In what UN human rights experts have called a concern and misuse, Wickremesinghe’s re-imposed state of emergency crept beyond July and into August. This gave authorities additional powers they wouldn’t otherwise have had. ‘They’ve used these powers to go after the protestors’, explains Sakuntala Kadirgamar of the Law & Society Trust, who adds that this is in line with the country’s culture of impunity and violence whereby the rule of law is threatened. ‘We have on our statutes the Prevention of Terrorism Act, which provides for arbitrary detention’, allowing people to be in custody for years without being charged, she explains.
In the days following Wickremesinghe’s ascension to President, dozens of protesters – including a popular actress, Damitha Abeyratne – were detained by authorities and had their homes raided, while travel restrictions were placed on them. In a video that went viral, prominent protestor Danish Ali can be seen being forcibly removed from a flight. ‘The witch hunt against the protesters has intensified’, Satkunanathan agrees. As a result, she and a colleague have filed what she calls a fundamental rights petition, which challenges the many arrests of protestors. According to Satkunanathan, these arrests were undertaken by men in civilian clothing who didn’t introduce themselves or use official vehicles, while detainees’ families and lawyers were not informed of the protestors’ place of detention.
Such actions, explains Satkunanathan, threaten the rule of law, entrench impunity and undermine the constitutionally protected rights of the citizens. ‘The aim clearly is to silence dissent. The aim is to create fear’, she says. The UN human rights experts say these measures ‘close avenues for dialogue and maintain a political climate prone to an escalation of tensions’.

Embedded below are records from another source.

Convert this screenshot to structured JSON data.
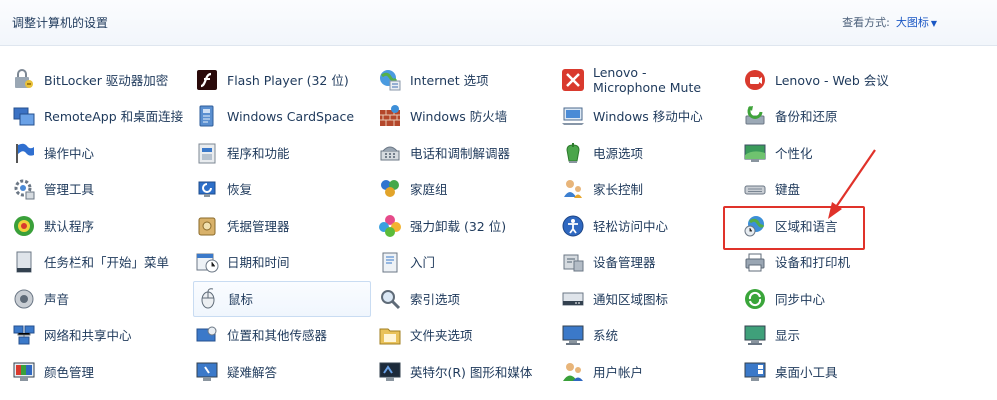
{
  "header": {
    "title": "调整计算机的设置",
    "view_label": "查看方式:",
    "view_mode": "大图标"
  },
  "items": [
    {
      "label": "BitLocker 驱动器加密",
      "icon": "bitlocker-icon"
    },
    {
      "label": "Flash Player (32 位)",
      "icon": "flash-icon"
    },
    {
      "label": "Internet 选项",
      "icon": "internet-options-icon"
    },
    {
      "label": "Lenovo - Microphone Mute",
      "icon": "microphone-mute-icon"
    },
    {
      "label": "Lenovo - Web 会议",
      "icon": "web-conference-icon"
    },
    {
      "label": "RemoteApp 和桌面连接",
      "icon": "remoteapp-icon"
    },
    {
      "label": "Windows CardSpace",
      "icon": "cardspace-icon"
    },
    {
      "label": "Windows 防火墙",
      "icon": "firewall-icon"
    },
    {
      "label": "Windows 移动中心",
      "icon": "mobility-center-icon"
    },
    {
      "label": "备份和还原",
      "icon": "backup-icon"
    },
    {
      "label": "操作中心",
      "icon": "action-center-flag-icon"
    },
    {
      "label": "程序和功能",
      "icon": "programs-icon"
    },
    {
      "label": "电话和调制解调器",
      "icon": "phone-modem-icon"
    },
    {
      "label": "电源选项",
      "icon": "power-icon"
    },
    {
      "label": "个性化",
      "icon": "personalization-icon"
    },
    {
      "label": "管理工具",
      "icon": "admin-tools-icon"
    },
    {
      "label": "恢复",
      "icon": "recovery-icon"
    },
    {
      "label": "家庭组",
      "icon": "homegroup-icon"
    },
    {
      "label": "家长控制",
      "icon": "parental-control-icon"
    },
    {
      "label": "键盘",
      "icon": "keyboard-icon"
    },
    {
      "label": "默认程序",
      "icon": "default-programs-icon"
    },
    {
      "label": "凭据管理器",
      "icon": "credential-manager-icon"
    },
    {
      "label": "强力卸载 (32 位)",
      "icon": "uninstaller-icon"
    },
    {
      "label": "轻松访问中心",
      "icon": "ease-of-access-icon"
    },
    {
      "label": "区域和语言",
      "icon": "region-language-icon"
    },
    {
      "label": "任务栏和「开始」菜单",
      "icon": "taskbar-icon"
    },
    {
      "label": "日期和时间",
      "icon": "date-time-icon"
    },
    {
      "label": "入门",
      "icon": "getting-started-icon"
    },
    {
      "label": "设备管理器",
      "icon": "device-manager-icon"
    },
    {
      "label": "设备和打印机",
      "icon": "printer-icon"
    },
    {
      "label": "声音",
      "icon": "sound-icon"
    },
    {
      "label": "鼠标",
      "icon": "mouse-icon"
    },
    {
      "label": "索引选项",
      "icon": "indexing-icon"
    },
    {
      "label": "通知区域图标",
      "icon": "notification-area-icon"
    },
    {
      "label": "同步中心",
      "icon": "sync-center-icon"
    },
    {
      "label": "网络和共享中心",
      "icon": "network-icon"
    },
    {
      "label": "位置和其他传感器",
      "icon": "location-sensor-icon"
    },
    {
      "label": "文件夹选项",
      "icon": "folder-options-icon"
    },
    {
      "label": "系统",
      "icon": "system-icon"
    },
    {
      "label": "显示",
      "icon": "display-icon"
    },
    {
      "label": "颜色管理",
      "icon": "color-management-icon"
    },
    {
      "label": "疑难解答",
      "icon": "troubleshooting-icon"
    },
    {
      "label": "英特尔(R) 图形和媒体",
      "icon": "intel-graphics-icon"
    },
    {
      "label": "用户帐户",
      "icon": "user-accounts-icon"
    },
    {
      "label": "桌面小工具",
      "icon": "gadgets-icon"
    }
  ],
  "colors": {
    "link_text": "#1e395b",
    "accent_blue": "#1a57c4",
    "annotation_red": "#e0322a",
    "hover_border": "#c9dcf2"
  }
}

In late July, Wickremesinghe’s office stated that non-violent protests against his government would be allowed to continue, with a spokesperson declaring that ‘President Ranil Wickremesinghe has reaffirmed Sri Lanka's commitment to upholding the rights of peaceful, non-violent assembly’. But Keenan believes Wickremesinghe’s actions thus far are designed to send a message to those tempted to protest in future ‘that they will be putting themselves at risk of legal action and possibly worse’. Nonetheless, the arrest of Joseph Stalin, General Secretary of the Ceylon Teachers Service Union, in early August sparked another protest, as citizens took to the streets and shared their outrage about what they perceive as injustice.
Keenan says things may get worse once there’s further detail as to what the Sri Lankan government is going to do and the measures it will impose to win IMF support. It’s likely to mean higher taxes, loss of government jobs, a reduction in military budget or the selling of state-owned enterprises. ‘None of those will be popular’, says Keenan, who calls the situation dangerous because of the country’s history of violent uprisings and oppressive crackdowns.
The country’s civil war began with a series of riots led by the Sinhalese Buddhist majority against the minority Hindu Tamil population, following the deaths of 13 soldiers at the hands of the militant organisation the Liberation Tigers of Tamil Eelam. Nobody has really reckoned with the country’s past of brutality, Keenan says. Now, Sri Lanka is facing its worst ever crisis.
For Hassan of the IBA Agricultural Law Section, these kinds of situations often mean human rights bear the heaviest brunt and that people are likely to witness a complete or partial breakdown of institutions. ‘It will be of utmost importance for any government which is taking charge under these given circumstances to ensure that the rule of law is re-established and upheld to provide confidence to the people and restore their faith in institutions’, he says. ‘Failure to do so would lead to gross human rights violations and further lead to a deepening of the economic crisis’, adds Hassan.
In striving for economic stability, Satkunanathan says that Sri Lanka’s government must provide political and social stability too. ‘But most importantly, citizens should feel secure, and they should feel the state is a protector of their rights rather than a predator.’
Rebecca Root is a freelance journalist based in Bangkok, covering humanitarian issues. She can be contacted at email@example.com